I was thinking whether my attempts to become an intellectual will bring me as much happiness as perpetually clowning around.

I was thinking how I never wanted our relationship to evolve beyond the nostalgia of our first two years together.

I was thinking how killable sexual fantasies might be if their attendant smells were introduced.

I was thinking the more you write, the more the right words materialise, and how ironic it was that I changed the last word of this thought when transferring from notepad to laptop.

I was thinking that Will Self resembles Gogol’s remark from ‘The Nose’ of Ivan Ivanovich’s head as “a radish with the tail pointing down”.

I was thinking how other writers save pertinent quotes on their hard drives in the event they may one day need a fitting epigraph.

I was thinking how my working class upbringing will always leave me feeling a charlatan around literary people.

I was thinking how my girlfriend may be pretending to sleep as I write these pearls in bed beside her.

I was thinking when I told you I had published a story, your first enquiry was about the fee, not the content.

I was thinking how unapt it was my girlfriend said in her sleep: “no books for you today.”

I was thinking how depressing it is that my writing friends continue to produce prose in conventional forms, and how I must pretend to find their success pleasing, and how much more envious I would be if they published a formally inventive novel to acclaim.

I was thinking I will never have an agent.

I was thinking I will never make enough from writing to pay even two months rent.

I was thinking I could never render you or our time together unsentimentally in prose.

I was thinking how non-writers patronise writers struggling to support themselves with their work and how much pleasure is taken in their failing to do so.

I was thinking how an unwritten rule in social conversation is never to speak in sentences over 30 seconds long.

I was thinking I am unsure if I find Courtney Bartnett’s music irritating or infectious.
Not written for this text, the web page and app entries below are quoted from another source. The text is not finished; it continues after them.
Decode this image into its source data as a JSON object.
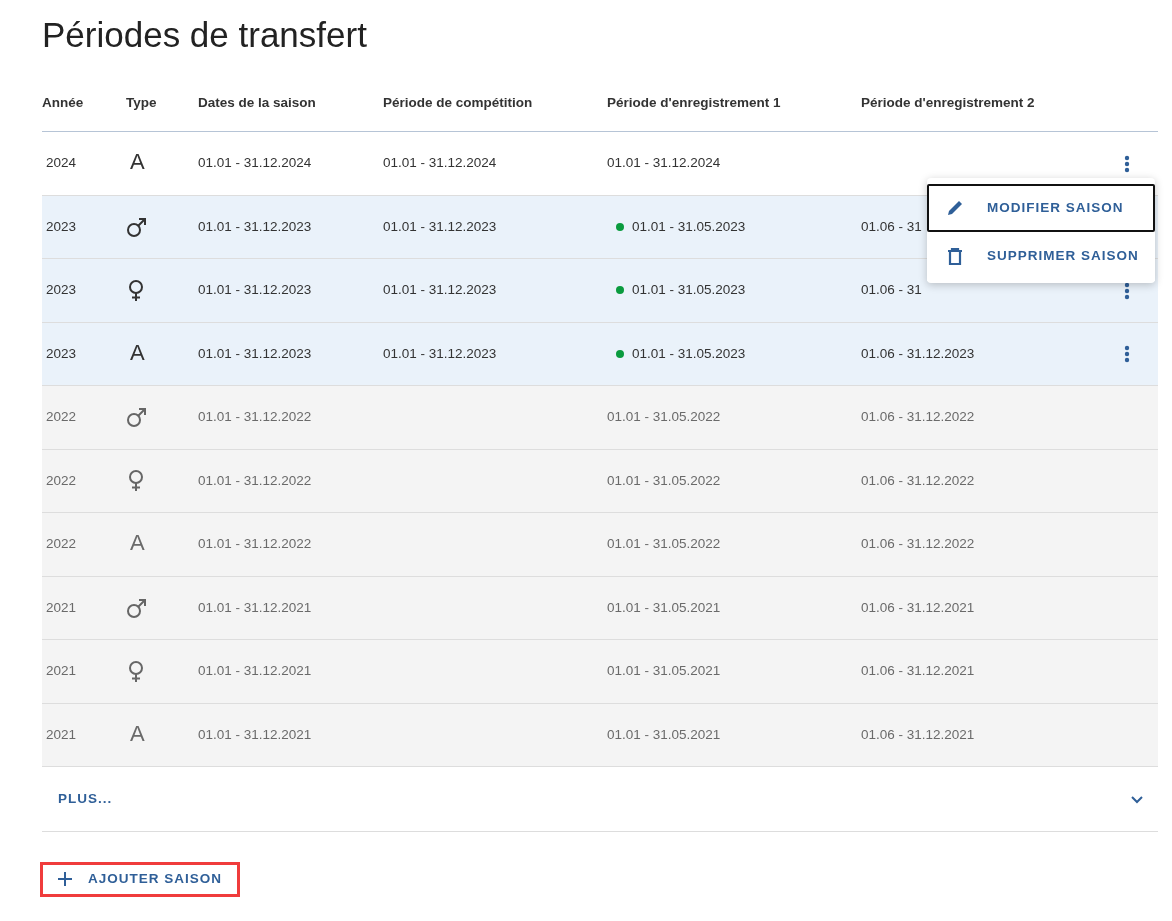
{
  "title": "Périodes de transfert",
  "columns": [
    "Année",
    "Type",
    "Dates de la saison",
    "Période de compétition",
    "Période d'enregistrement 1",
    "Période d'enregistrement 2"
  ],
  "rows": [
    {
      "current": false,
      "past": false,
      "year": "2024",
      "type": {
        "kind": "letter",
        "text": "A"
      },
      "season": "01.01 - 31.12.2024",
      "competition": "01.01 - 31.12.2024",
      "registration_1": {
        "text": "01.01 - 31.12.2024",
        "active": false
      },
      "registration_2": "",
      "menu_button": true
    },
    {
      "current": true,
      "past": false,
      "year": "2023",
      "type": {
        "kind": "male"
      },
      "season": "01.01 - 31.12.2023",
      "competition": "01.01 - 31.12.2023",
      "registration_1": {
        "text": "01.01 - 31.05.2023",
        "active": true
      },
      "registration_2": "01.06 - 31",
      "menu_button": false
    },
    {
      "current": true,
      "past": false,
      "year": "2023",
      "type": {
        "kind": "female"
      },
      "season": "01.01 - 31.12.2023",
      "competition": "01.01 - 31.12.2023",
      "registration_1": {
        "text": "01.01 - 31.05.2023",
        "active": true
      },
      "registration_2": "01.06 - 31",
      "menu_button": true
    },
    {
      "current": true,
      "past": false,
      "year": "2023",
      "type": {
        "kind": "letter",
        "text": "A"
      },
      "season": "01.01 - 31.12.2023",
      "competition": "01.01 - 31.12.2023",
      "registration_1": {
        "text": "01.01 - 31.05.2023",
        "active": true
      },
      "registration_2": "01.06 - 31.12.2023",
      "menu_button": true
    },
    {
      "current": false,
      "past": true,
      "year": "2022",
      "type": {
        "kind": "male"
      },
      "season": "01.01 - 31.12.2022",
      "competition": "",
      "registration_1": {
        "text": "01.01 - 31.05.2022",
        "active": false
      },
      "registration_2": "01.06 - 31.12.2022",
      "menu_button": false
    },
    {
      "current": false,
      "past": true,
      "year": "2022",
      "type": {
        "kind": "female"
      },
      "season": "01.01 - 31.12.2022",
      "competition": "",
      "registration_1": {
        "text": "01.01 - 31.05.2022",
        "active": false
      },
      "registration_2": "01.06 - 31.12.2022",
      "menu_button": false
    },
    {
      "current": false,
      "past": true,
      "year": "2022",
      "type": {
        "kind": "letter",
        "text": "A"
      },
      "season": "01.01 - 31.12.2022",
      "competition": "",
      "registration_1": {
        "text": "01.01 - 31.05.2022",
        "active": false
      },
      "registration_2": "01.06 - 31.12.2022",
      "menu_button": false
    },
    {
      "current": false,
      "past": true,
      "year": "2021",
      "type": {
        "kind": "male"
      },
      "season": "01.01 - 31.12.2021",
      "competition": "",
      "registration_1": {
        "text": "01.01 - 31.05.2021",
        "active": false
      },
      "registration_2": "01.06 - 31.12.2021",
      "menu_button": false
    },
    {
      "current": false,
      "past": true,
      "year": "2021",
      "type": {
        "kind": "female"
      },
      "season": "01.01 - 31.12.2021",
      "competition": "",
      "registration_1": {
        "text": "01.01 - 31.05.2021",
        "active": false
      },
      "registration_2": "01.06 - 31.12.2021",
      "menu_button": false
    },
    {
      "current": false,
      "past": true,
      "year": "2021",
      "type": {
        "kind": "letter",
        "text": "A"
      },
      "season": "01.01 - 31.12.2021",
      "competition": "",
      "registration_1": {
        "text": "01.01 - 31.05.2021",
        "active": false
      },
      "registration_2": "01.06 - 31.12.2021",
      "menu_button": false
    }
  ],
  "more": {
    "label": "PLUS...",
    "expanded": false
  },
  "add_button": {
    "label": "AJOUTER SAISON",
    "highlighted": true
  },
  "context_menu": {
    "items": [
      {
        "kind": "edit",
        "label": "MODIFIER SAISON",
        "focused": true
      },
      {
        "kind": "delete",
        "label": "SUPPRIMER SAISON",
        "focused": false
      }
    ]
  }
}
I was thinking how pathetic it is when I resent attractive female writers for being both attractive and talented.

I was thinking how almost everyone resents brazenly displayed intelligence.

I was thinking a friend of mine’s well-polished anecdotes might be rehearsed beforehand in the mirror.

I was thinking how important it is we can read together for hours in bed.

I was thinking I love my own company too much to sustain a long-term relationship.

I was thinking how fucking banal these thoughts might read to an outsider.

I was thinking how I have never met an unboring drunk.

I was thinking how little people care about social graces.

I was thinking I wasted £50 to watch, from a balcony a mile from the stage, a teensy Morrissey performing an uninspired set.

I was thinking how passionate love often struggles to transcend a fondness for shit novels and corny music.

I was thinking I will always be poor, and whether this should particularly bother me.

I was thinking only writers would have the arrogance to believe people might want to read a stream of their semi-varnished thoughts.

I was thinking I have 1325 Goodreads followers and hardly any of them wish to discuss books with me.

I was thinking to maintain most of my friendships, I have to engineer 90% of our meetings, and whether this reflects more on my desirability as friend then on my friends’ laziness for planning.

I was thinking of you, whoever you may be.